Many Iraqis have expressed doubts as to the “benefits” of terminating the Chapter VII mandate. The UN has scant on-the-ground presence in the country since 2003, and the only nation likely to send large forces to enforce UN decisions in Iraq is the US itself. By involving the Security Council in an explosive issue like Kirkuk, Az-Zaman (or its “source”) may be trying to prove otherwise.
In other news, the report on a US “ban” on foreign oil investment in Iraq would have been a major shock – had it only been true. Recently, the Iraqi government tendered several oil contracts (mostly to maintain and service existing fields) to some of the largest energy companies in the world. These contracts were handed while the Oil and Gas law – designed to regulate the Iraqi energy market - remains stalled in the Parliament. According to press reports, the major reason for the debacle is a long-lasting disagreement between the Shi’a pro-government parties and the Kurdistan Alliance over the contents of the law.
Most likely, the alleged “ban” is a characteristic Az-Zaman exaggeration; the paper was referring – again – to an “unnamed source in the State Department” who affirmed that no major companies were likely to invest in the country while a regulatory structure (in the form of the Oil Law) remains absent.
The paper interpreted these statements as proof that the recently-signed contracts “will not be executed,” in addition to 18 smaller contracts granted by the KRG to foreign companies for the exploration and production of oil in Kurdistan. The paper’s front-page story opened thus: “The US administration has yesterday banned major oil companies from executing contracts in Iraq.” The actual story had little to corroborate such a bold statement.

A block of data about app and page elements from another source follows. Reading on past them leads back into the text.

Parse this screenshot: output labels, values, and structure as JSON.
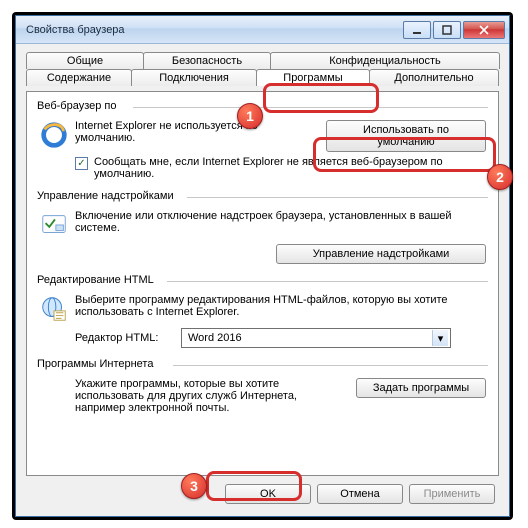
{
  "window": {
    "title": "Свойства браузера"
  },
  "tabs": {
    "row1": [
      "Общие",
      "Безопасность",
      "Конфиденциальность"
    ],
    "row2": [
      "Содержание",
      "Подключения",
      "Программы",
      "Дополнительно"
    ],
    "active": "Программы"
  },
  "browser": {
    "group": "Веб-браузер по",
    "text": "Internet Explorer не используется по умолчанию.",
    "default_btn": "Использовать по умолчанию",
    "notify_label": "Сообщать мне, если Internet Explorer не является веб-браузером по умолчанию.",
    "notify_checked": true
  },
  "addons": {
    "group": "Управление надстройками",
    "text": "Включение или отключение надстроек браузера, установленных в вашей системе.",
    "btn": "Управление надстройками"
  },
  "htmledit": {
    "group": "Редактирование HTML",
    "text": "Выберите программу редактирования HTML-файлов, которую вы хотите использовать с Internet Explorer.",
    "label": "Редактор HTML:",
    "value": "Word 2016"
  },
  "internet": {
    "group": "Программы Интернета",
    "text": "Укажите программы, которые вы хотите использовать для других служб Интернета, например электронной почты.",
    "btn": "Задать программы"
  },
  "footer": {
    "ok": "OK",
    "cancel": "Отмена",
    "apply": "Применить"
  }
}
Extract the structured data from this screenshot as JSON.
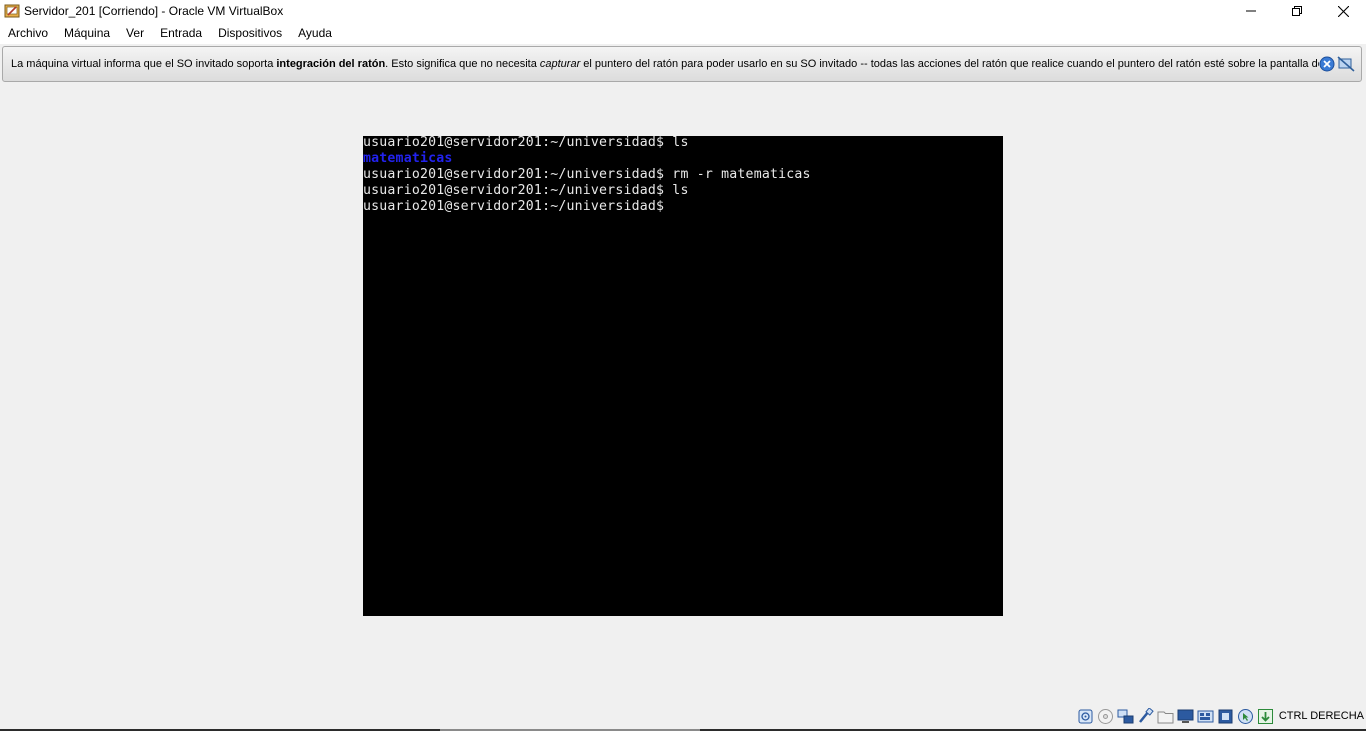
{
  "window": {
    "title": "Servidor_201 [Corriendo] - Oracle VM VirtualBox",
    "controls": {
      "minimize": "—",
      "restore": "❐",
      "close": "✕"
    }
  },
  "menu": {
    "items": [
      "Archivo",
      "Máquina",
      "Ver",
      "Entrada",
      "Dispositivos",
      "Ayuda"
    ]
  },
  "notice": {
    "text_before": "La máquina virtual informa que el SO invitado soporta ",
    "bold": "integración del ratón",
    "text_middle": ". Esto significa que no necesita ",
    "italic": "capturar",
    "text_after": " el puntero del ratón para poder usarlo en su SO invitado -- todas las acciones del ratón que realice cuando el puntero del ratón esté sobre la pantalla de"
  },
  "terminal": {
    "lines": [
      {
        "text": "usuario201@servidor201:~/universidad$ ls",
        "kind": "normal"
      },
      {
        "text": "matematicas",
        "kind": "dir"
      },
      {
        "text": "usuario201@servidor201:~/universidad$ rm -r matematicas",
        "kind": "normal"
      },
      {
        "text": "usuario201@servidor201:~/universidad$ ls",
        "kind": "normal"
      },
      {
        "text": "usuario201@servidor201:~/universidad$",
        "kind": "normal"
      }
    ]
  },
  "statusbar": {
    "icons": [
      "hard-disk-icon",
      "optical-drive-icon",
      "audio-icon",
      "network-icon",
      "usb-icon",
      "shared-folders-icon",
      "display-icon",
      "video-capture-icon",
      "cpu-icon",
      "mouse-integration-icon",
      "keyboard-capture-icon"
    ],
    "host_key": "CTRL DERECHA"
  },
  "colors": {
    "window_bg": "#f0f0f0",
    "vm_bg": "#000000",
    "term_text": "#e8e8e8",
    "term_dir": "#2222ee"
  }
}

Lastly, the Anbar situation was the focus of several papers. The Sunni-majority province, considered for a long time a hotbed of the Iraqi insurgency, was to be handed to Iraqi government control this Saturday - a sign of stable security conditions. The handover, however, will not take place on the assigned date, and al-‘Arabiya (and several other outlets) affirm that it is due to the weather conditions!
In reality, al-Anbar yesterday witnessed a major attack that cost the lives of key pro-US Anbari leaders, in addition to several US and Iraqi soldiers. What is even more serious is that, according to Iraqi officials, the bombing revealed the deep “infiltration” of Iraqi security forces by insurgent elements.
The attack took place during an important meeting in Karma, grouping pro-US tribal leaders, local administrators, Iraqi officials and American officers. The meeting was interrupted by a suicide bombing, al-Hayat reported – quoting US sources – killing over 20 individuals, including the leader of the local tribal council and several members of the “Anbari gentry.”
Falluja’s police Chief, Faysal al-Zauba'i, made an arresting statement to the London-based paper, affirming that “the major reason behind such attacks” is the infiltration of his forces by insurgent operatives.